On appeal the mother contends that the statutory scheme, and specifically § 16-2317 (c)(2), violates due process because it only requires that a finding of neglect be based on a preponderance of the evidence. She argues that this standard fails to strike a fair balance between her interest as the mother in regaining custody of her daughter, the child's interest in an accurate judgment at trial, and the government's administrative interest in maintaining the preponderance standard as well as its parens patrie obligation to reunite the mother and the child if possible. She maintains that the effect of the neglect determination means it is likely she will never be able to regain custody of her child and, therefore, the standard of proof should be higher than a preponderance of the evidence. She relies principally on Santosky v. Kramer, 455 U.S. 745, 71 L. Ed. 2d 599, 102 S. Ct. 1388 (1982).

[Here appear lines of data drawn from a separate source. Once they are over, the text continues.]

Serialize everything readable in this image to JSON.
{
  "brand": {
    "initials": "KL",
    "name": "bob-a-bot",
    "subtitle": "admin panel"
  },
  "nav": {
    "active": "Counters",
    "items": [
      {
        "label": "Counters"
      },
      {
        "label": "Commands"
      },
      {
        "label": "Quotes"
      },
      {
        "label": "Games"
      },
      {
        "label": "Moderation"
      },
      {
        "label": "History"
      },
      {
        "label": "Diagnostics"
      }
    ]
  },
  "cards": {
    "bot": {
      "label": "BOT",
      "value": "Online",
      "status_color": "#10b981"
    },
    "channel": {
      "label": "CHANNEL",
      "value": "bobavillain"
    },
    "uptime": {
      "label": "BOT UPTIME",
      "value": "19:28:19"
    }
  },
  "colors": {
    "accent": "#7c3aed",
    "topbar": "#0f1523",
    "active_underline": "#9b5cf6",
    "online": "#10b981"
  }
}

Unquestionably, "the fundamental liberty interest of natural parents in the care, custody and management of their children does not evaporate simply because they have not been model parents or have lost temporary custody of their child to the state." Santosky v. Kramer, supra, 455 U.S. at 753. The right of a natural parent to raise one's child is a fundamental and essential precept which is constitutionally protected. Stanley v. Illinois, 405 U.S. 645, 31 L. Ed. 2d 551, 92 S. Ct. 1208 (1972). At the same time, however, the Supreme Court has recognized that this right is not absolute and that the state has both the right and the duty to protect minor children through judicial determinations of their interests. Id.
This court has previously rejected the argument raised by appellant. In In re B.K., 429 A.2d 1331 (D.C. 1981), the court stated:
Appellant, however, argues that because the ruling below separated him from his child, and thus threatens the sanctity of his family, see Moore v. City of East Cleveland, 431 U.S. 494, 97 S. Ct. 1932, 52 L. Ed. 2d 531 (1979) the Constitution requires that the standard of proof be "clear and convincing evidence." In In re: J.S.R., D.C. App., 374 A.2d 860 (1977), we stated that the consequences of a finding that parental consent to an adoption was being withheld contrary to the best interests of the child are "far more severe than those of a finding of neglect." Id. at 864. Nonetheless, we held that, although the higher standard of "clear and convincing evidence" was warranted in the ...